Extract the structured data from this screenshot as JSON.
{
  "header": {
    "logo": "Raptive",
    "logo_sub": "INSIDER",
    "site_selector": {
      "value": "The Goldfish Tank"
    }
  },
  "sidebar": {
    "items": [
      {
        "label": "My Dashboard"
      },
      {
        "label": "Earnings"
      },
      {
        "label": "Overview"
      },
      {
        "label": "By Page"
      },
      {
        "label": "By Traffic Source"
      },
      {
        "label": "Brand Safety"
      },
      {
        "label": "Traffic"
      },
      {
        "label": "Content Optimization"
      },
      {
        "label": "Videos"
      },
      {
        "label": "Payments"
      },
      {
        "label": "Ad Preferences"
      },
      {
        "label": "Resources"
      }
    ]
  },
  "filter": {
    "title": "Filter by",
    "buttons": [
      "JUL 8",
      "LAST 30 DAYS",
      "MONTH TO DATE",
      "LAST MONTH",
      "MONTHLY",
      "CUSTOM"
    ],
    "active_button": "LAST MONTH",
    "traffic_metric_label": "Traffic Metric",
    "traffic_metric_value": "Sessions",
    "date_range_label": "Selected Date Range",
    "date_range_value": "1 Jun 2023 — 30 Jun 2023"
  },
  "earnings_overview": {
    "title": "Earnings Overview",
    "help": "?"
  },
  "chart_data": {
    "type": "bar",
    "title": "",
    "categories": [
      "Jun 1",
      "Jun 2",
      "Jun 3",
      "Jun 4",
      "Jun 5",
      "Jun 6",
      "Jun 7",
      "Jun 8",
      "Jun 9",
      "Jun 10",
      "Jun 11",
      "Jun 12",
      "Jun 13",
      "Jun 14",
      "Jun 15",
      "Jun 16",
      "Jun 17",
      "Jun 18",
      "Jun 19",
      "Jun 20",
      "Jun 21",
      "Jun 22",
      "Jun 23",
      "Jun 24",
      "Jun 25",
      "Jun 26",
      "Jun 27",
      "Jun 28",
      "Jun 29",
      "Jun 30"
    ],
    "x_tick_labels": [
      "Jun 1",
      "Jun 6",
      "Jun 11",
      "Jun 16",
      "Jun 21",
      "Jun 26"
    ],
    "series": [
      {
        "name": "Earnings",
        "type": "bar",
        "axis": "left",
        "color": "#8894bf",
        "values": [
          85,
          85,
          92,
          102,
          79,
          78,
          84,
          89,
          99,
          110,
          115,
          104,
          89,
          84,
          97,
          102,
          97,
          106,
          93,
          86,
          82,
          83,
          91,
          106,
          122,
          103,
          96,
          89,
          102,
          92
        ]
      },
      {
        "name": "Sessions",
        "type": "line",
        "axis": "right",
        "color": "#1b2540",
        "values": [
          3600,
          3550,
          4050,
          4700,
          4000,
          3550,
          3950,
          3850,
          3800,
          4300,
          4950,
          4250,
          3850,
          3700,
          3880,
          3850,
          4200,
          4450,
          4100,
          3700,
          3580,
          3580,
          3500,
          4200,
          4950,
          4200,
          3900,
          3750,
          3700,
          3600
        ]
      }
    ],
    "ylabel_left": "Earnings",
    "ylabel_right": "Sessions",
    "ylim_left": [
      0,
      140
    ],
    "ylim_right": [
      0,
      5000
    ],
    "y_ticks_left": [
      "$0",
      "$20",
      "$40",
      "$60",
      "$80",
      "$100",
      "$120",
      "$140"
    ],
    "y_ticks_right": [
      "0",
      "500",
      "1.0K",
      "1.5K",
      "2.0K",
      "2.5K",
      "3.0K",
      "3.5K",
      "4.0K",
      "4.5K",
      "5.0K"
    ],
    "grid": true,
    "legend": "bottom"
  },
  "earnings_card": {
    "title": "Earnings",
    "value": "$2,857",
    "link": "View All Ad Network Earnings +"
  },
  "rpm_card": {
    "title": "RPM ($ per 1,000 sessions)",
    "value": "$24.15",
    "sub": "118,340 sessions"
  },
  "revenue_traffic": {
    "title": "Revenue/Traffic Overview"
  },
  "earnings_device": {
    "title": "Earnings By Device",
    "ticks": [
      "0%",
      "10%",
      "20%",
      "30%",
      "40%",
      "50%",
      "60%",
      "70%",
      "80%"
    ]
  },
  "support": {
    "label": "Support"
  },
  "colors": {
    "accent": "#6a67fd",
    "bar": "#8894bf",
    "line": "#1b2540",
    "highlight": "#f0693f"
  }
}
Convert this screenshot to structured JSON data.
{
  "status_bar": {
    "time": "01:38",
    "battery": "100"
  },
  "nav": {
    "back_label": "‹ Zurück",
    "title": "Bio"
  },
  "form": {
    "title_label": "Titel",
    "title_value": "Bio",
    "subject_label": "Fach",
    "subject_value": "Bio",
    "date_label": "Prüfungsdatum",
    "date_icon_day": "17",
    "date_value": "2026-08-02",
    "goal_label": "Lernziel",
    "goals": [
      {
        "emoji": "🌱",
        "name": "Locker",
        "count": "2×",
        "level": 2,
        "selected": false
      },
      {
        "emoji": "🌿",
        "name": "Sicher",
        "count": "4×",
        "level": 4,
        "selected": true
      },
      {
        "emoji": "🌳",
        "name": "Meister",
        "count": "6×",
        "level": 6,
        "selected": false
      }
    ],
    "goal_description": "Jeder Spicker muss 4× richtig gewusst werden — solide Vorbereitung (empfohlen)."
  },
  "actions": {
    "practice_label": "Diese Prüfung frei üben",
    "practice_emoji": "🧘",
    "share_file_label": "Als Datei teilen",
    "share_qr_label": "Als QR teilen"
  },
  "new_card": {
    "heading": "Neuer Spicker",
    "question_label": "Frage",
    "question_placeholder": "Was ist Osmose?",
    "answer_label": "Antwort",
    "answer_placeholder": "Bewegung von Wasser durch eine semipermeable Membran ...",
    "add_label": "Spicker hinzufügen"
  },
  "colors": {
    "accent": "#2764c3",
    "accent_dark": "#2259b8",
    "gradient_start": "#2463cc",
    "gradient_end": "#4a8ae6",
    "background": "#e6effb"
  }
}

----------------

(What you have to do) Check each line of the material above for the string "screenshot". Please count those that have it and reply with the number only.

(Answer) 2